### WHAT IS REQUIRED
Word for word, return each entry that follows, with every image removed.

### ENTRIES PROVIDED
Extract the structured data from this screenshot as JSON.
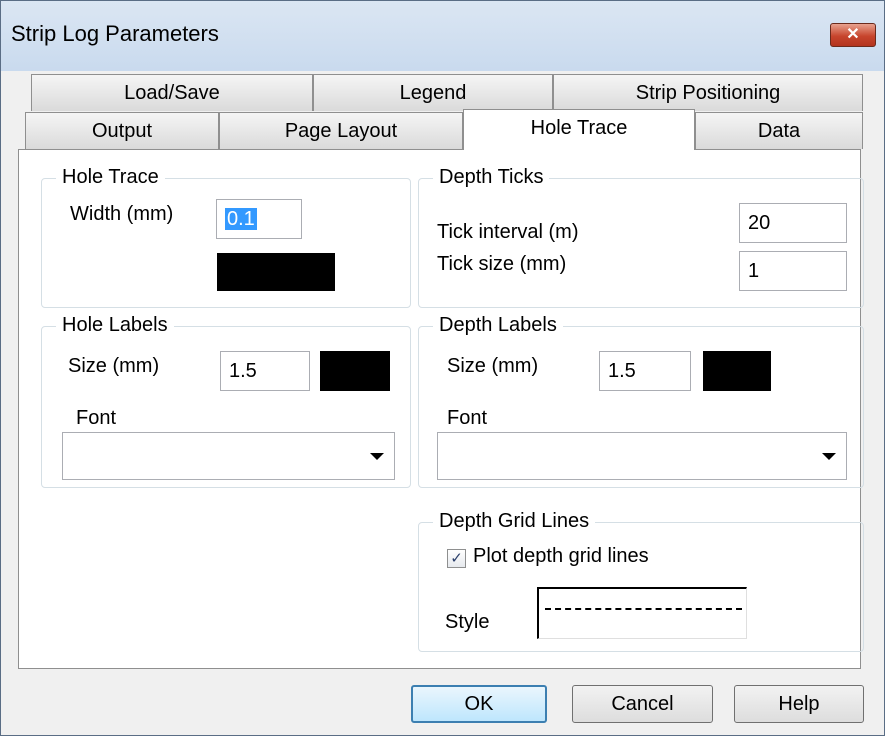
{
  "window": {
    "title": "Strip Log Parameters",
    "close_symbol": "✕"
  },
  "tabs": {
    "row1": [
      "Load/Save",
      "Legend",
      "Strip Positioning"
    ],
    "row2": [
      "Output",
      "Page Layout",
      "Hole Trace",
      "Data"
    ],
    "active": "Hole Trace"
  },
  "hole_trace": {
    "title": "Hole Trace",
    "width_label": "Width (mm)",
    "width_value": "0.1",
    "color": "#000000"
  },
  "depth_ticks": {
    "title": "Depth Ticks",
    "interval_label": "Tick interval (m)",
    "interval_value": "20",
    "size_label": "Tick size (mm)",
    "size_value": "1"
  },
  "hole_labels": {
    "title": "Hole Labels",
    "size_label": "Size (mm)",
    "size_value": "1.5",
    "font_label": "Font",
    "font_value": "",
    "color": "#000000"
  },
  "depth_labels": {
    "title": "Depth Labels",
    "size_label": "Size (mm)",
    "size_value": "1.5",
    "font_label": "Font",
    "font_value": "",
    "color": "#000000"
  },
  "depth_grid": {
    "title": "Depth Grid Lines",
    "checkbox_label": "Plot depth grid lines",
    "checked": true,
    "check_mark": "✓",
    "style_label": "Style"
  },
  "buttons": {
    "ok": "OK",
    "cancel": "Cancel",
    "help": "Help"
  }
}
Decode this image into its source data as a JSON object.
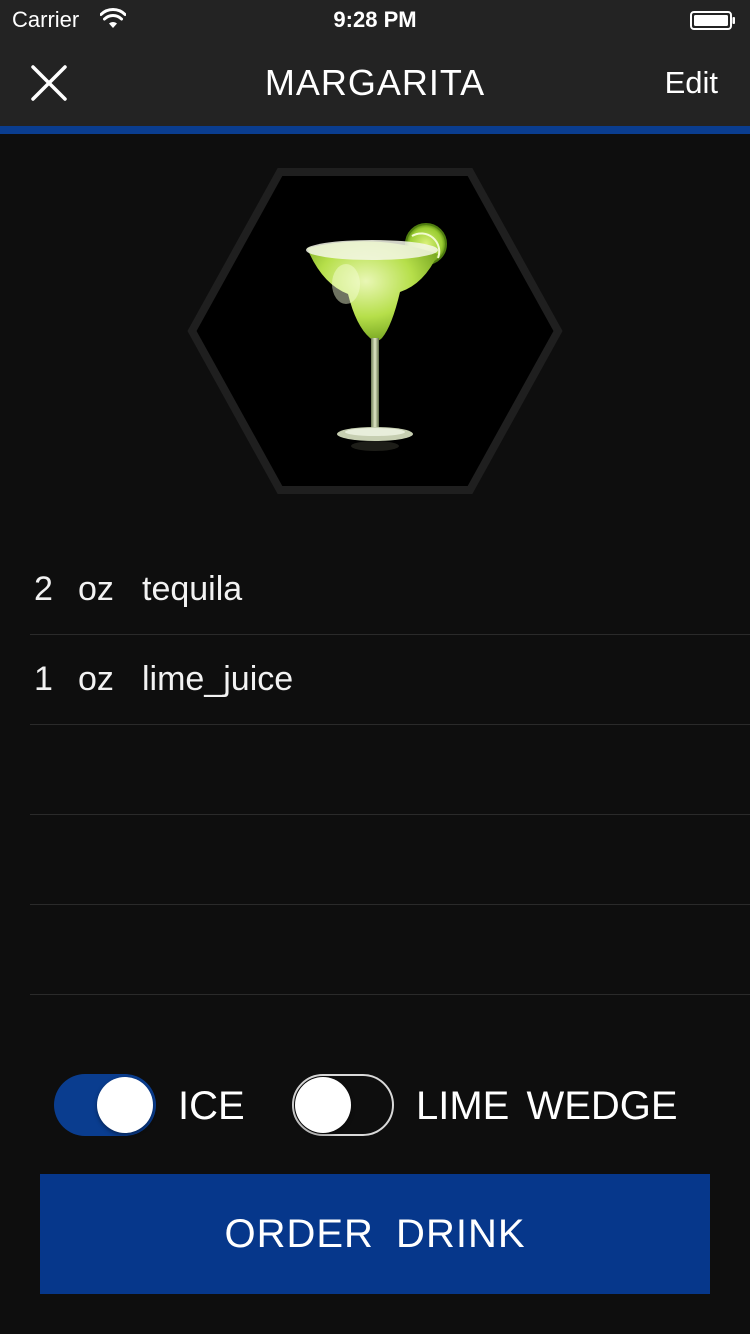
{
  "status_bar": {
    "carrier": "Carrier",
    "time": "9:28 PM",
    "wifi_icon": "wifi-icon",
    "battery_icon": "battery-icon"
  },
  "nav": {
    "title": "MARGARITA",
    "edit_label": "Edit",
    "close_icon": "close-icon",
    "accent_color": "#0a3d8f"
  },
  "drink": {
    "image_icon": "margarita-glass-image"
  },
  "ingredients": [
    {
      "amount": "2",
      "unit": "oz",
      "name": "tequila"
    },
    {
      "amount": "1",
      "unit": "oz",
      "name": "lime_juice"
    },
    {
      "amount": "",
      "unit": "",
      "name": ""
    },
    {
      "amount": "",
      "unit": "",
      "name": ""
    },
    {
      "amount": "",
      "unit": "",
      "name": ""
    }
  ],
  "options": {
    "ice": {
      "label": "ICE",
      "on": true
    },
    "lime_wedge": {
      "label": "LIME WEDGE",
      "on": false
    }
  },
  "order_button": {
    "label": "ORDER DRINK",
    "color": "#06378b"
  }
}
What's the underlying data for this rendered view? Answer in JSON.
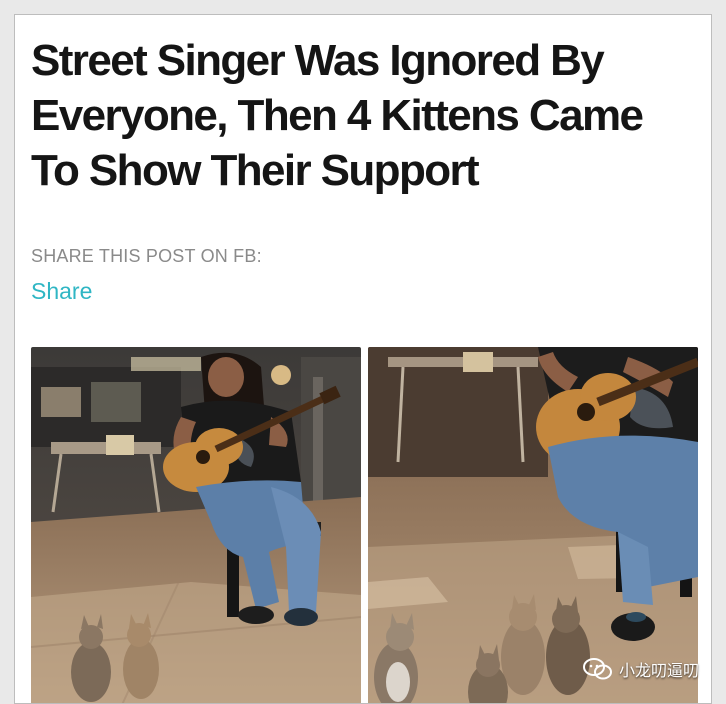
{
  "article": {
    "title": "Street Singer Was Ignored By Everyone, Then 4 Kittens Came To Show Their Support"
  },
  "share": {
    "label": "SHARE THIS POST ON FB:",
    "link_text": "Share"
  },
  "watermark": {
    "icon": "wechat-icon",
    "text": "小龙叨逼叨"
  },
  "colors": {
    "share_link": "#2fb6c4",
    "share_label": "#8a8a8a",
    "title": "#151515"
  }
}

### ANSWER SECTION
Extract the structured data from this screenshot as JSON.
{
  "window": {
    "title": "Strip Log Parameters",
    "close_symbol": "✕"
  },
  "tabs": {
    "row1": [
      "Load/Save",
      "Legend",
      "Strip Positioning"
    ],
    "row2": [
      "Output",
      "Page Layout",
      "Hole Trace",
      "Data"
    ],
    "active": "Hole Trace"
  },
  "hole_trace": {
    "title": "Hole Trace",
    "width_label": "Width (mm)",
    "width_value": "0.1",
    "color": "#000000"
  },
  "depth_ticks": {
    "title": "Depth Ticks",
    "interval_label": "Tick interval (m)",
    "interval_value": "20",
    "size_label": "Tick size (mm)",
    "size_value": "1"
  },
  "hole_labels": {
    "title": "Hole Labels",
    "size_label": "Size (mm)",
    "size_value": "1.5",
    "font_label": "Font",
    "font_value": "",
    "color": "#000000"
  },
  "depth_labels": {
    "title": "Depth Labels",
    "size_label": "Size (mm)",
    "size_value": "1.5",
    "font_label": "Font",
    "font_value": "",
    "color": "#000000"
  },
  "depth_grid": {
    "title": "Depth Grid Lines",
    "checkbox_label": "Plot depth grid lines",
    "checked": true,
    "check_mark": "✓",
    "style_label": "Style"
  },
  "buttons": {
    "ok": "OK",
    "cancel": "Cancel",
    "help": "Help"
  }
}
Decode this image into its source data as a JSON object.
{
  "status_bar": {
    "carrier": "Carrier",
    "time": "9:28 PM",
    "wifi_icon": "wifi-icon",
    "battery_icon": "battery-icon"
  },
  "nav": {
    "title": "MARGARITA",
    "edit_label": "Edit",
    "close_icon": "close-icon",
    "accent_color": "#0a3d8f"
  },
  "drink": {
    "image_icon": "margarita-glass-image"
  },
  "ingredients": [
    {
      "amount": "2",
      "unit": "oz",
      "name": "tequila"
    },
    {
      "amount": "1",
      "unit": "oz",
      "name": "lime_juice"
    },
    {
      "amount": "",
      "unit": "",
      "name": ""
    },
    {
      "amount": "",
      "unit": "",
      "name": ""
    },
    {
      "amount": "",
      "unit": "",
      "name": ""
    }
  ],
  "options": {
    "ice": {
      "label": "ICE",
      "on": true
    },
    "lime_wedge": {
      "label": "LIME WEDGE",
      "on": false
    }
  },
  "order_button": {
    "label": "ORDER DRINK",
    "color": "#06378b"
  }
}
What's the underlying data for this rendered view? Answer in JSON.
{
  "article": {
    "title": "Street Singer Was Ignored By Everyone, Then 4 Kittens Came To Show Their Support"
  },
  "share": {
    "label": "SHARE THIS POST ON FB:",
    "link_text": "Share"
  },
  "watermark": {
    "icon": "wechat-icon",
    "text": "小龙叨逼叨"
  },
  "colors": {
    "share_link": "#2fb6c4",
    "share_label": "#8a8a8a",
    "title": "#151515"
  }
}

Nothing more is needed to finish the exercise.